I’m certainly not the only one still blogging, but it’s common to hear that the field has mostly moved on from the practice, at least in the way in which the early 2010’s saw not just a network of DH blogs but also consistent engagement happening in the comments. Given this context, why do some of us still blog? Counting this piece, this summer I wrote 15 posts totaling about 17,250 words. Through it all, I found that the pieces share a core set of interests. I’ve always felt that controlling my own publishing process was a way to control my own professional narrative, to write the work into existence the way I wanted, separately from an external academic publishing pipeline. And the core goal of my work in this space, now more than ever, remains sharing as a virtue in itself. I like to think of blogging, in its purest form, as a letter to myself in the past. What do I know now that I wish I had known five years ago? What practices might I want to share back? I covered a broad array of topics here: video game writing, music, teaching, technology. But there are no descriptions of domain-specific research in progress in my posts this summer. What you find, instead, are reflections on teaching and program administration in the hope others might benefit, resources for professional development aimed towards students and early-career professionals, and more. Across the board, the aim has been to share things that might be useful to others. I found that they can be organized into four rough groupings: Meta-DH, Resources and Documentation, Professional Development, and Reflections on Writing.

I’ll be slowing down considerably after today–the weekly pace was never intended to be an ongoing thing, though I might return to it next summer given the rhythms of my work life. I’ll be hoping to find regular intervals that keep the writing alive that won’t burn me out. In the future I’m going to downgrade to probably biweekly posts at most, monthly posting more likely. I’ll be continuing to blog in the direction of larger and longer writing projects. And I’ll keep experimenting with scale and form. But this was an interesting experiment in sustained writing activity over a span of time. I’ll probably return to this format again in the future. If you’ve made it this far thanks for reading!

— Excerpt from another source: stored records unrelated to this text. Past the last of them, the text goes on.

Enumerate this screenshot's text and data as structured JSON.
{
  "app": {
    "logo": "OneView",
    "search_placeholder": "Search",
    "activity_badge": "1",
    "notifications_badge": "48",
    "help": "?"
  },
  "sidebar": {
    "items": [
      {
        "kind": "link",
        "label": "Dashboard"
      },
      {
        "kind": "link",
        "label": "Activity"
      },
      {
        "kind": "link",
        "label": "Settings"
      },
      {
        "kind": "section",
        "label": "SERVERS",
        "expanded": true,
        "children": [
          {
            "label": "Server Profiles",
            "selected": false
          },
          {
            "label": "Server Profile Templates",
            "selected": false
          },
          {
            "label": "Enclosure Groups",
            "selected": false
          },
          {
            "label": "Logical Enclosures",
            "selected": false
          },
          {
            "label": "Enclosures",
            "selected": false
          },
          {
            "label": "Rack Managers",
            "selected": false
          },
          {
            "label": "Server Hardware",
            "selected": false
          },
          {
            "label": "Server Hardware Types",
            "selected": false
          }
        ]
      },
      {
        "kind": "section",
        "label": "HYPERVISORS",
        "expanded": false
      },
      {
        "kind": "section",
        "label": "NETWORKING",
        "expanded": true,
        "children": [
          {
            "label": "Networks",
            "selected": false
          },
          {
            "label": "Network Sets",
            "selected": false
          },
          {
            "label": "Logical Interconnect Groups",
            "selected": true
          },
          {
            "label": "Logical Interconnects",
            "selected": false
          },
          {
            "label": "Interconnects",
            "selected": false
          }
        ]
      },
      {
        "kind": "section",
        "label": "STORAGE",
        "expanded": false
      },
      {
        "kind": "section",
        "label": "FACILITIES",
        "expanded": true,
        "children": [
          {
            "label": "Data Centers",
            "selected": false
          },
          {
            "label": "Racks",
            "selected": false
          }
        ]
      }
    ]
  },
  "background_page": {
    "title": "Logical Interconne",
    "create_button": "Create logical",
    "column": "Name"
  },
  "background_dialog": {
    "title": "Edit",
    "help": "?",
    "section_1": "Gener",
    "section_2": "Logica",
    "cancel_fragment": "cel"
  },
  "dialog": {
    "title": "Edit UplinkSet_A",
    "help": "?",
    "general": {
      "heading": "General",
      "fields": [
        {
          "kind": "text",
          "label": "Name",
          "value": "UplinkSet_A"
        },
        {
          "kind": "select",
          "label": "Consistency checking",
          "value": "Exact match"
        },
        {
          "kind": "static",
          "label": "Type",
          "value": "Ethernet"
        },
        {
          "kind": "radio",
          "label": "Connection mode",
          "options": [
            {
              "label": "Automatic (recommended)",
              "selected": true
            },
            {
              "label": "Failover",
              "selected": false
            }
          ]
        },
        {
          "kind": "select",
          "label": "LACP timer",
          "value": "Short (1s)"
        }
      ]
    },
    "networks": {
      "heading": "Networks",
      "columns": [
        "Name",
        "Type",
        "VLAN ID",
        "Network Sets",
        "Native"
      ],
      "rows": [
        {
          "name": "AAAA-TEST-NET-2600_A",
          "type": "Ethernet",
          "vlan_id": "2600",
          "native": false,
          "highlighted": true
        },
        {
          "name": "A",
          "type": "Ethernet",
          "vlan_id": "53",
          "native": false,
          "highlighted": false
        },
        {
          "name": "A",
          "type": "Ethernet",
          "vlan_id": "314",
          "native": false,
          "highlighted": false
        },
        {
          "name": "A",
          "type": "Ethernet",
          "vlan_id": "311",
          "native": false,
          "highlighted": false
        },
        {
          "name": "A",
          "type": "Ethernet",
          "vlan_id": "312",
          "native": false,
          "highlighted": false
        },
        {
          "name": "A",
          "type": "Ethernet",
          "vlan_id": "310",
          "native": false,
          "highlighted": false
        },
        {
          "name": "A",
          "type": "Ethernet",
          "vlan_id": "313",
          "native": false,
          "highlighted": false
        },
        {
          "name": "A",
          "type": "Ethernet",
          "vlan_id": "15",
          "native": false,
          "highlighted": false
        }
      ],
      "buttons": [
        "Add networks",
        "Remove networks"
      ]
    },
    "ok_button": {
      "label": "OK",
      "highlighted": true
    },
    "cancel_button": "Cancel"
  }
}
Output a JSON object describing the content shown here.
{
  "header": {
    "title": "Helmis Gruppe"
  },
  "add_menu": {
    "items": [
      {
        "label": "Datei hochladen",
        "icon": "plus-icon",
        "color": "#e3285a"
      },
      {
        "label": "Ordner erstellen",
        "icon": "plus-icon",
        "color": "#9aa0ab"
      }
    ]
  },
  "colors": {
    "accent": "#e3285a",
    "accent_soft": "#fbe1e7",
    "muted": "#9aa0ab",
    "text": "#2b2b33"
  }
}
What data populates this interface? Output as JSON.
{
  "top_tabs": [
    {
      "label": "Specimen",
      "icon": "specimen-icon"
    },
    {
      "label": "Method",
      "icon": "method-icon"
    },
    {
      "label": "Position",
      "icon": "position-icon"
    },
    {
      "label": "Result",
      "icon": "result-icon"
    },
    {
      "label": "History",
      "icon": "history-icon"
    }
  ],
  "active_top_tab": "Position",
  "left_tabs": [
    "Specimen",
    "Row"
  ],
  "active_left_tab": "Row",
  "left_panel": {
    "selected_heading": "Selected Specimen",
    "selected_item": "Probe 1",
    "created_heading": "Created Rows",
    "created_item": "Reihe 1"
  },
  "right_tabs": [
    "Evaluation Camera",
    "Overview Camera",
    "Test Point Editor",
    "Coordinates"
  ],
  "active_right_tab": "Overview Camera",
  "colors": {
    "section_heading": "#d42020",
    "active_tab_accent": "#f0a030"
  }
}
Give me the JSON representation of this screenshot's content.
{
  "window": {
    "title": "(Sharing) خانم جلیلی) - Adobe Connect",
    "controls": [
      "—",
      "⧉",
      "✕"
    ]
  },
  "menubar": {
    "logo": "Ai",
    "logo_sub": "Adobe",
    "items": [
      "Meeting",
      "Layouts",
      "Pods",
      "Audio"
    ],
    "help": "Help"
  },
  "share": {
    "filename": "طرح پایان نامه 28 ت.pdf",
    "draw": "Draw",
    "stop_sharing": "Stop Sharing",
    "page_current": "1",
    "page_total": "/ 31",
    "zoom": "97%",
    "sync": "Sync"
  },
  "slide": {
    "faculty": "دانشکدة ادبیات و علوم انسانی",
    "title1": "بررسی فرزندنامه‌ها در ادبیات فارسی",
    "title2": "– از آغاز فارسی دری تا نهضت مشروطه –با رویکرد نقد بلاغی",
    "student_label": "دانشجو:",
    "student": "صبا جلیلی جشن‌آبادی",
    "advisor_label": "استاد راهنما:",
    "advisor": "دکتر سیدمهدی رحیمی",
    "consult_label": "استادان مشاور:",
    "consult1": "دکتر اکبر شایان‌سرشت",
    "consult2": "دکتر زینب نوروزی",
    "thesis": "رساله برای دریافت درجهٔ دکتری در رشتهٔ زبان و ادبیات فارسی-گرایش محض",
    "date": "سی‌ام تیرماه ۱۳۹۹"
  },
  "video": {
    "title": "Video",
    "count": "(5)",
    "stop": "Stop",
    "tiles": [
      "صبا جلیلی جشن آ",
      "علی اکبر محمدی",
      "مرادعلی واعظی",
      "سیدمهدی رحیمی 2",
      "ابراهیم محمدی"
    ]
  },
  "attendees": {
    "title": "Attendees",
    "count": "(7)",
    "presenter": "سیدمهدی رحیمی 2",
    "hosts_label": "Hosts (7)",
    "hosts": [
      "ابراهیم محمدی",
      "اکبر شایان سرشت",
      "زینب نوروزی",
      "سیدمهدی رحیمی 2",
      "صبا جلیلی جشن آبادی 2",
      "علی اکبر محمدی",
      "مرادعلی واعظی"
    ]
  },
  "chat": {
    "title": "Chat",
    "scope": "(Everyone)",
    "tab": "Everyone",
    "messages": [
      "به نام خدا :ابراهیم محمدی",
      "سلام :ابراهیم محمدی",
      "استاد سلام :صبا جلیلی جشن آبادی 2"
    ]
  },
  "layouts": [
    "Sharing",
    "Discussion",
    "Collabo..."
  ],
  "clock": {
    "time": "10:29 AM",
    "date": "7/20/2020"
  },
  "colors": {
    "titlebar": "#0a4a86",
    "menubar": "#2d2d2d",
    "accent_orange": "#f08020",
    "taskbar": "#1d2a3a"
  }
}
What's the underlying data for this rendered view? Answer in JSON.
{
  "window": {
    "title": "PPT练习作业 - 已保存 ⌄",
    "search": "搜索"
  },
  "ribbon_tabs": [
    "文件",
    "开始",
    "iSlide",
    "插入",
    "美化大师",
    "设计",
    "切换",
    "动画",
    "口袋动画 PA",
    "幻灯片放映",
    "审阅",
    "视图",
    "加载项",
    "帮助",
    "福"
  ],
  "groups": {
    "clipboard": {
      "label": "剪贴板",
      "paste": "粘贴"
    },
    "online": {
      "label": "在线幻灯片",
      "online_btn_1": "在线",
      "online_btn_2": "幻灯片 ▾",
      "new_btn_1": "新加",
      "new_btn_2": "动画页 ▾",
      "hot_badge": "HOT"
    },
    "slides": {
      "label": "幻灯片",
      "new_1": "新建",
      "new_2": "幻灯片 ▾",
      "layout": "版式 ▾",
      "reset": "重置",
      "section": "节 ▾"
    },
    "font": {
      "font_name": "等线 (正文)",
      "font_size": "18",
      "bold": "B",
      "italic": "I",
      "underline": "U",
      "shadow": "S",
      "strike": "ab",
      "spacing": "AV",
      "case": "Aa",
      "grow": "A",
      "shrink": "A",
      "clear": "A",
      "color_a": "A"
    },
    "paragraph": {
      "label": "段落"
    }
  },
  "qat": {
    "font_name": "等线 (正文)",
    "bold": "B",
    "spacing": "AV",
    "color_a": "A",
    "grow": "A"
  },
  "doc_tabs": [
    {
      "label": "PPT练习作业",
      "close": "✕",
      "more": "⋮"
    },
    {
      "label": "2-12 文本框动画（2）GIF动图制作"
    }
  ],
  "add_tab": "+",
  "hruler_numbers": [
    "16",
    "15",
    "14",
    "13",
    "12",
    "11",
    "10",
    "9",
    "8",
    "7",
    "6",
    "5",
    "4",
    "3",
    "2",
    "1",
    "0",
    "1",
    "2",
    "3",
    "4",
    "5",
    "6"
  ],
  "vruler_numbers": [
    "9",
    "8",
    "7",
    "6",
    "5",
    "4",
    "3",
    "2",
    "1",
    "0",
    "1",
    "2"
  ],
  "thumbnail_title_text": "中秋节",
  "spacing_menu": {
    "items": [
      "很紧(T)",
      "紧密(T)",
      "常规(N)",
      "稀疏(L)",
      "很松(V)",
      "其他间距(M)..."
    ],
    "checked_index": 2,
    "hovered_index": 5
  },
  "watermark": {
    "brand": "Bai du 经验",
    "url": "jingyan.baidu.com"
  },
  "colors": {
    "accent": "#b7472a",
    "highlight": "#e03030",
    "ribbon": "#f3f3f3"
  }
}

If you’re finding your way to this little collection of work for the first time I hope there’s something in it that you will find useful.

Blogging Summer 2023 in Review

Cite this post: Brandon Walsh. “Blogging Summer 2023 In Review”. Published August 21, 2023. Accessed on .